28 Health Feature What can psychology offer in Chronic Pain Management? Anyone who suffers from persistent pain knows how much it can severely impact health and well-being. Psychology has come a long way in helping people manage persistent pain. Psychological factors such as mood, beliefs about pain and coping style have been found to play an important role in an individual’s adjustment to persistent pain.

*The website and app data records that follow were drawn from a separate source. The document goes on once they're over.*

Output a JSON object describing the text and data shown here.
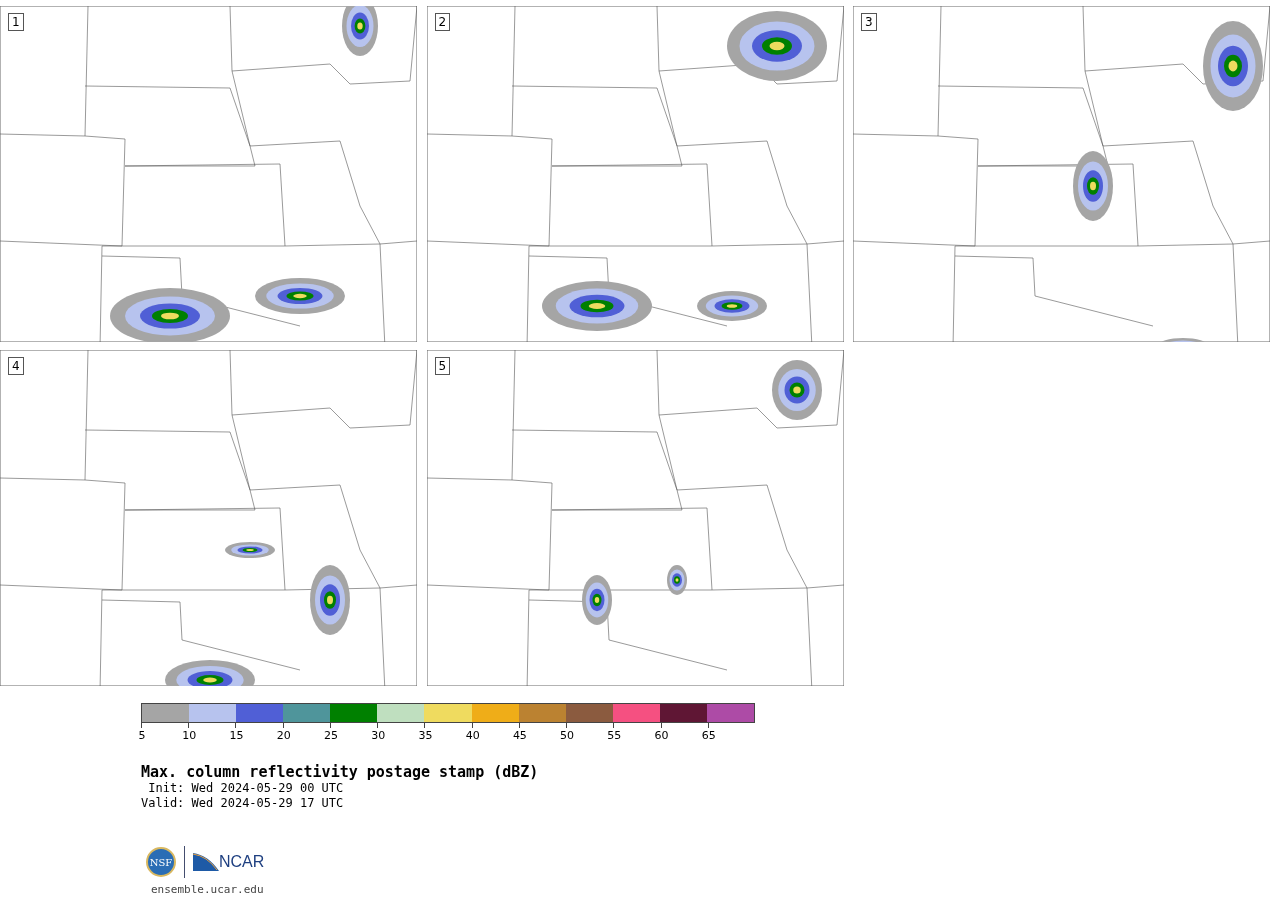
{
  "panels": [
    {
      "label": "1"
    },
    {
      "label": "2"
    },
    {
      "label": "3"
    },
    {
      "label": "4"
    },
    {
      "label": "5"
    }
  ],
  "colorbar": [
    {
      "tick": "5",
      "color": "#a5a5a5"
    },
    {
      "tick": "10",
      "color": "#b7c3ee"
    },
    {
      "tick": "15",
      "color": "#505fd6"
    },
    {
      "tick": "20",
      "color": "#4f959b"
    },
    {
      "tick": "25",
      "color": "#008000"
    },
    {
      "tick": "30",
      "color": "#bfdfbf"
    },
    {
      "tick": "35",
      "color": "#efdb5f"
    },
    {
      "tick": "40",
      "color": "#efad18"
    },
    {
      "tick": "45",
      "color": "#bb8231"
    },
    {
      "tick": "50",
      "color": "#8b5b3f"
    },
    {
      "tick": "55",
      "color": "#f55081"
    },
    {
      "tick": "60",
      "color": "#5f1634"
    },
    {
      "tick": "65",
      "color": "#ad4ba6"
    }
  ],
  "title": "Max. column reflectivity postage stamp (dBZ)",
  "init": " Init: Wed 2024-05-29 00 UTC",
  "valid": "Valid: Wed 2024-05-29 17 UTC",
  "logos": {
    "nsf": "NSF",
    "ncar": "NCAR"
  },
  "site": "ensemble.ucar.edu"
}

Health Feature 29 In many cases, people respond well to psychological interventions, particularly those that target pain self-efficacy (PSE) and pain catastrophising (PC). PSE reflects the confidence people have in performing activities whilst experiencing prolonged pain. It relates to feelings of control a person has over their pain symptoms and selfmanagement. Interventions that increase understanding and a sense of control over pain have been shown to improve PSE. PC relates to a person’s unhelpful thinking styles and exaggerated negative concepts around the experience of pain. In addition to causing distress, high levels of PC have been linked to disability and depression in chronic pain sufferers. Cognitive Behavioural Therapy for Chronic Pain Cognitive behavioural therapy (CBT) for chronic pain utilises similar techniques that are used in any CBT intervention, however, the focus is on the psychosocial factors that influence a person’s pain. Therefore, the first goal is to help people alter their perceptions of their pain. The task of the therapist in this instance is to help people see their pain as something that they can learn to manage, rather than something that is overwhelming to them. The second goal of CBT is to provide self-regulatory and stress management skills. Self-regulatory skills include relaxation training, guided imagery and distraction techniques which are all designed to help reduce the client’s autonomic negative response to the pain. This helps the person reduce anxiety around their pain by physically altering their unhelpful physiological responses. In addition, stress-management skills involve teaching the client how to communicate, problem solve, time manage and plan to ensure they can adequately manage their work and everyday activities, despite their debilitating pain. Acceptance and Commitment Therapy for Chronic Pain In contrast to CBT, which involves cognitive restructuring and challenging thoughts, Acceptance and Commitment Therapy (ACT) emphasises observing thoughts and feelings as they are, without trying to change them. ACT stresses that even when a person is experiencing chronic pain; it is the struggle with pain (e.g., the client’s pain catastrophising) that causes suffering. For this reason it is fundamentally important that the person continues to behave in ways that are consistent with their valued goals and life directions despite their experience of pain. Within the ACT framework, pain is seen as an inevitable, and in some cases, a necessary part of living that can be accepted. The extent of a person’s suffering is directly related to the extent to which the person believes and acts on their pain related thoughts. The aim of ACT therapy is to help the client develop greater flexibility in the presence of thoughts, feelings and behaviours associated with pain. Mindfulness is a key element in ACT therapy for chronic pain. By practicing mindfulness strategies, the client can learn to be the observer of the pain, rather than an active participator. This observer perspective is also helpful in maintaining neutral thoughts when unhelpful thoughts and feelings arise. Chronic pain can become debilitating, demotivating and tiresome for those affected. It can wear people down. In the ACT model, value illness is a condition where a person puts valued activities on hold in order to reduce pain symptoms. Over time, this can affect the person’s relationships, social activities, work satisfaction, and general meaning of life. This severely compromises a person’s self-efficacy. ACT incorporates exercises that help a person identify their values, and identify how near or far they are living in accordance with those values. The therapy helps the client specifically identify which values are compromised by their activities to avoid or manage pain. It helps them devise strategies for managing pain, whilst maintaining their values, and thus increasing PSE.